If we go to our custom made endpoint /api/extensions/activity_graph/stats, we should get something like this returned:

{
"Rijk": 23,
"Ben": 57,
"Welling" 64
}

Note: This data is different for each instance, of course. Please make sure to include a user_created interface into your table. Otherwise, the item won’t contain the user key and this data can’t be made.

Since we now have access to the stats we were actually looking for, it’s time for us to render this data into a graph.

We’ll be using ChartJS to actually display the stats. Let’s start of by including the library in a lib folder and require it from main.js:

// main.js
define(
['app', 'core/extensions', 'backbone', './lib/chart'],
function (app, Extension, Backbone, ChartJS) {
  ...
});

Next, change the template to have an element to render the chart in:

<!-- template.html -->
<style>
#graph {
width: 400px;
height: 400px;
}
</style>
<h2>Activity per user:</h2>
<div id="graph">
<canvas id="activity-chart"></canvas>
</div>

With the canvas in place, everything is ready to rock. Lets convert the canvas element to a ChartJS instance on render of the View.
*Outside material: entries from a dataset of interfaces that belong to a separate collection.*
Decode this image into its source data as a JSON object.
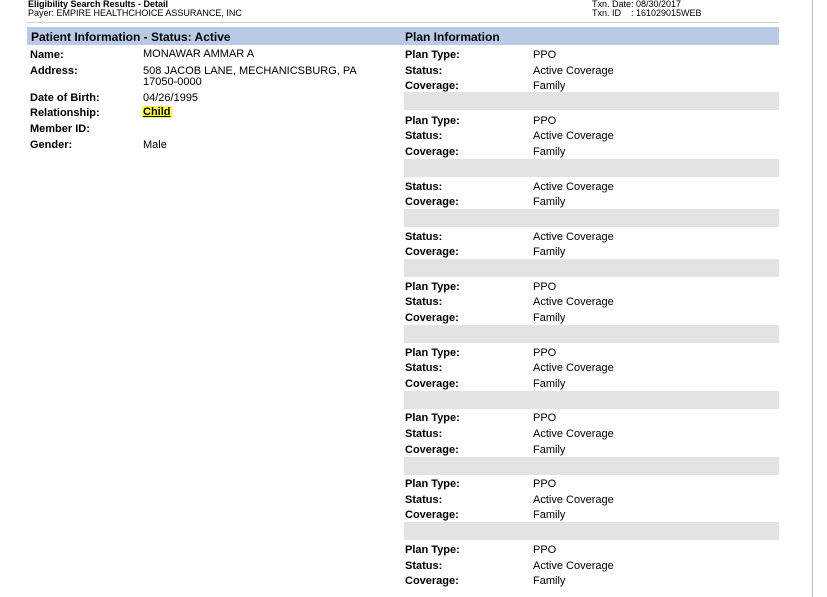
{
  "header": {
    "report_title": "Eligibility Search Results - Detail",
    "payer_line": "Payer: EMPIRE HEALTHCHOICE ASSURANCE, INC",
    "txn_date_line": "Txn. Date: 08/30/2017",
    "txn_id_line": "Txn. ID    : 161029015WEB"
  },
  "patient": {
    "section_title": "Patient Information - Status: Active",
    "name_label": "Name:",
    "name": "MONAWAR AMMAR A",
    "address_label": "Address:",
    "address_line1": "508 JACOB LANE, MECHANICSBURG, PA",
    "address_line2": "17050-0000",
    "dob_label": "Date of Birth:",
    "dob": "04/26/1995",
    "relationship_label": "Relationship:",
    "relationship": "Child",
    "member_id_label": "Member ID:",
    "member_id": "",
    "gender_label": "Gender:",
    "gender": "Male"
  },
  "plan": {
    "section_title": "Plan Information",
    "labels": {
      "plan_type": "Plan Type:",
      "status": "Status:",
      "coverage": "Coverage:"
    },
    "entries": [
      {
        "plan_type": "PPO",
        "status": "Active Coverage",
        "coverage": "Family"
      },
      {
        "plan_type": "PPO",
        "status": "Active Coverage",
        "coverage": "Family"
      },
      {
        "plan_type": "",
        "status": "Active Coverage",
        "coverage": "Family"
      },
      {
        "plan_type": "",
        "status": "Active Coverage",
        "coverage": "Family"
      },
      {
        "plan_type": "PPO",
        "status": "Active Coverage",
        "coverage": "Family"
      },
      {
        "plan_type": "PPO",
        "status": "Active Coverage",
        "coverage": "Family"
      },
      {
        "plan_type": "PPO",
        "status": "Active Coverage",
        "coverage": "Family"
      },
      {
        "plan_type": "PPO",
        "status": "Active Coverage",
        "coverage": "Family"
      },
      {
        "plan_type": "PPO",
        "status": "Active Coverage",
        "coverage": "Family"
      }
    ]
  },
  "colors": {
    "section_bar": "#b8cae6",
    "row_shade": "#e3e3e3",
    "highlight": "#ffff3a"
  }
}
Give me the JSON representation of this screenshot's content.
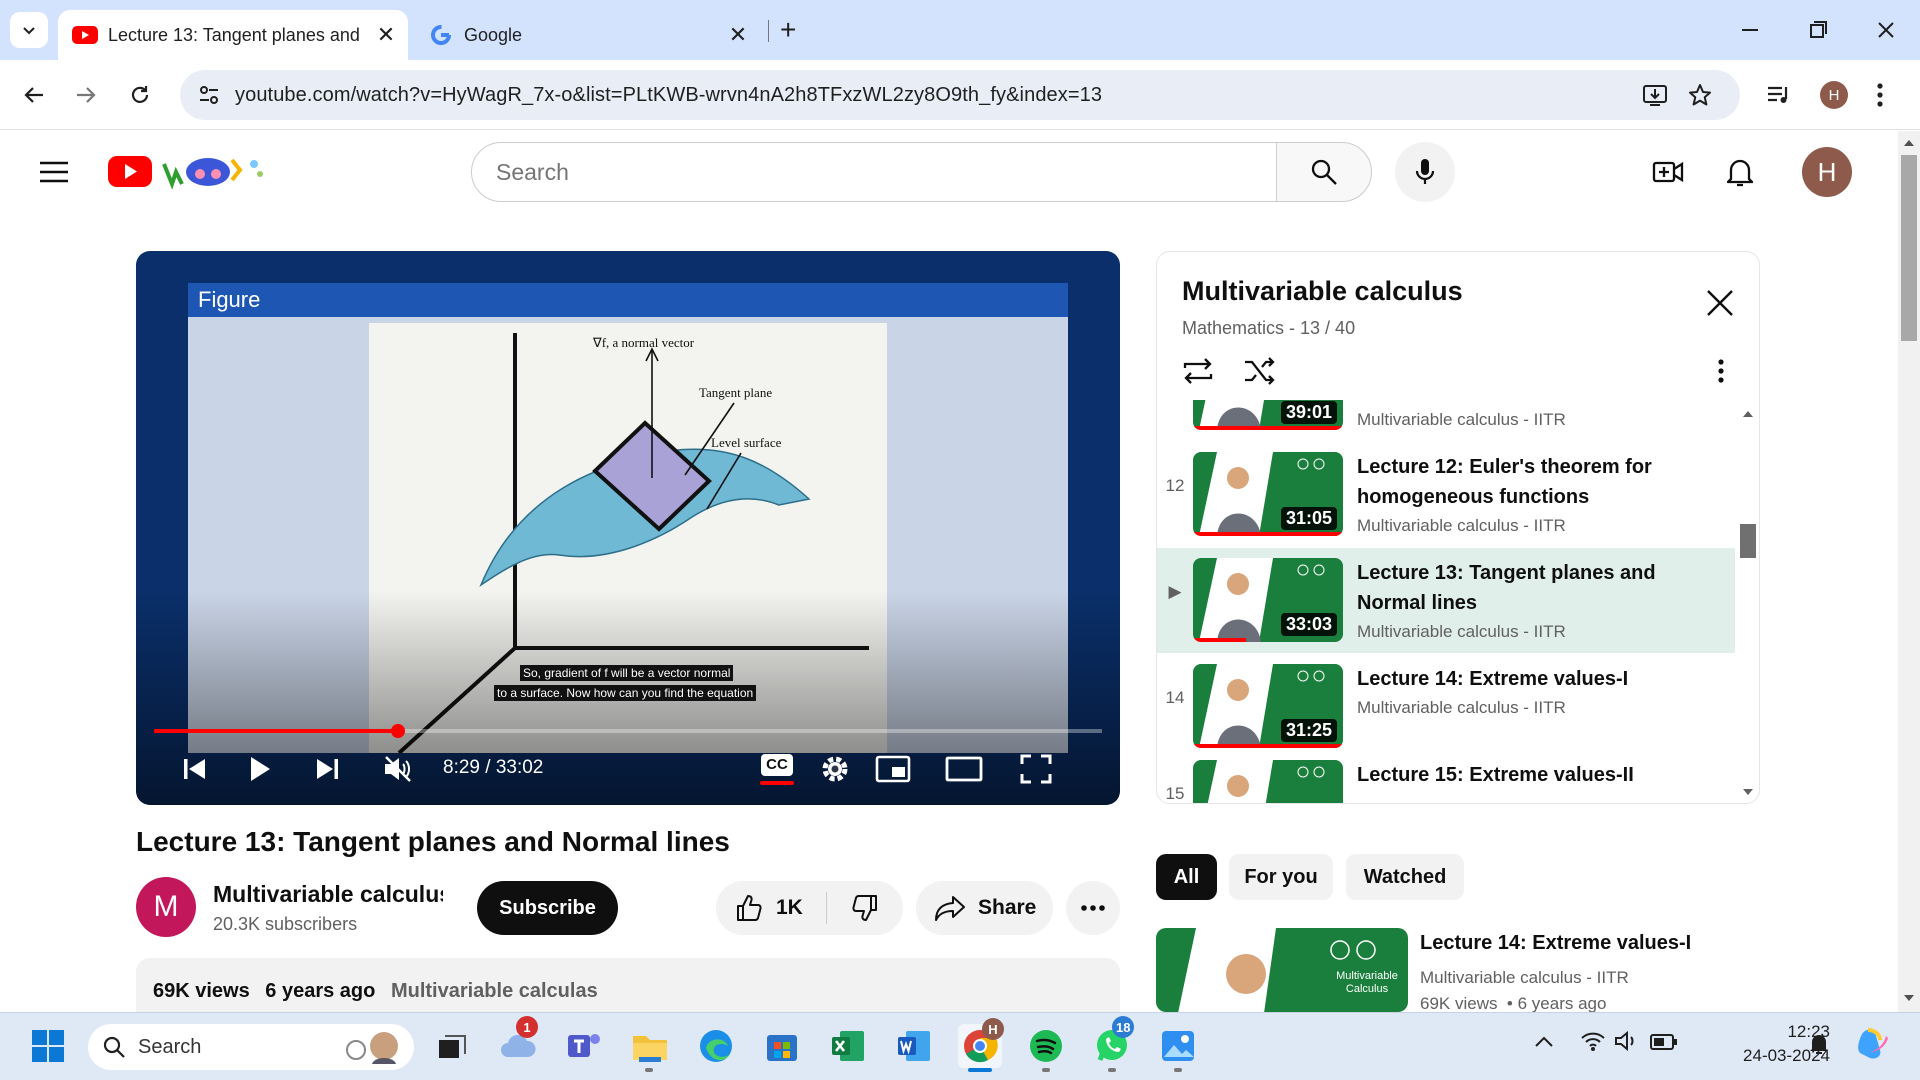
{
  "browser": {
    "tabs": [
      {
        "title": "Lecture 13: Tangent planes and",
        "active": true,
        "icon": "youtube-favicon"
      },
      {
        "title": "Google",
        "active": false,
        "icon": "google-favicon"
      }
    ],
    "new_tab_symbol": "+",
    "url": "youtube.com/watch?v=HyWagR_7x-o&list=PLtKWB-wrvn4nA2h8TFxzWL2zy8O9th_fy&index=13",
    "profile_initial": "H",
    "window_controls": [
      "minimize",
      "restore",
      "close"
    ]
  },
  "youtube": {
    "search_placeholder": "Search",
    "avatar_initial": "H",
    "accent": "#ff0000",
    "player": {
      "slide_header": "Figure",
      "figure_labels": {
        "normal_vector": "∇f, a normal vector",
        "tangent_plane": "Tangent plane",
        "level_surface": "Level surface"
      },
      "caption_line1": "So, gradient of f will be a vector normal",
      "caption_line2": "to a surface. Now how can you find the equation",
      "time": "8:29 / 33:02",
      "progress": 0.257,
      "cc_label": "CC"
    },
    "video": {
      "title": "Lecture 13: Tangent planes and Normal lines",
      "channel_initial": "M",
      "channel_name": "Multivariable calculus",
      "subscribers": "20.3K subscribers",
      "subscribe_label": "Subscribe",
      "likes": "1K",
      "share_label": "Share",
      "views": "69K views",
      "age": "6 years ago",
      "tags": "Multivariable calculas"
    },
    "playlist": {
      "title": "Multivariable calculus",
      "subtitle": "Mathematics - 13 / 40",
      "items": [
        {
          "index": "",
          "title": "",
          "channel": "Multivariable calculus - IITR",
          "duration": "39:01",
          "watched": 1.0
        },
        {
          "index": "12",
          "title": "Lecture 12: Euler's theorem for homogeneous functions",
          "channel": "Multivariable calculus - IITR",
          "duration": "31:05",
          "watched": 1.0
        },
        {
          "index": "▶",
          "title": "Lecture 13: Tangent planes and Normal lines",
          "channel": "Multivariable calculus - IITR",
          "duration": "33:03",
          "watched": 0.35
        },
        {
          "index": "14",
          "title": "Lecture 14: Extreme values-I",
          "channel": "Multivariable calculus - IITR",
          "duration": "31:25",
          "watched": 1.0
        },
        {
          "index": "15",
          "title": "Lecture 15: Extreme values-II",
          "channel": "Multivariable calculus - IITR",
          "duration": "",
          "watched": 0
        }
      ]
    },
    "chips": [
      "All",
      "For you",
      "Watched"
    ],
    "recommended": {
      "title": "Lecture 14: Extreme values-I",
      "channel": "Multivariable calculus - IITR",
      "meta": "69K views  • 6 years ago",
      "thumb_text": "Multivariable Calculus"
    }
  },
  "taskbar": {
    "search_placeholder": "Search",
    "time": "12:23",
    "date": "24-03-2024",
    "badges": {
      "weather": "1",
      "whatsapp": "18",
      "chrome_profile": "H"
    }
  }
}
We don’t have to pass through any data to Handlebars anymore, so we can safely remove the serialize method.

// main.js
...
  var View = Extension.View.extend({
template: 'activity_graph/template',
initialize: function () {
this.listenTo(this.model, 'sync', this.render);
this.model.fetch();
},
afterRender: function () {
var canvasElement = this.$el[0].querySelector('canvas');
var data = this.model.get('results');
      if(data) {
this.chart = new ChartJS(canvasElement, {
type: 'bar',
data: {
labels: Object.keys(data),
datasets: [{
label: 'Posts per user',
data: Object.keys(data).map(function (key) {
return data[key];
})
}]
}
}
});
}

});
...

Note: Make sure to check if data actually exists before rendering the chart. The first time the view renders, the request hasn’t been made so data will be undefined.

Awesome!!

Last but not least: let's add some styling to make our page feel a little more at home in the admin interface:

<!-- template.html -->
<style>
#graph-page {
padding: 2em;
}
    #graph {
margin-top: 2em;
max-width: 500px;
}

</style>
<div id="graph-page">
<h2>Activity per user:</h2>
<div id="graph">
<canvas id="activity-chart"></canvas>
</div>
</div>

Don’t forget to add in the ever-important blue Directus accent color as well 🙂

// main.js
...
datasets: [{
label: 'Posts per user',
data: Object.keys(data).map(function (key) {
return data[key];
}),
backgroundColor: '#3598dB'
}]
...
The finished custom extension

There you have it! A great looking yet simple graph displaying who has added the most items within a certain table. It looks like I need to step it up a notch!

What great custom extensions are you going to build? Let us know in the comments below!

Happy coding!

Your friends at Directus

🐰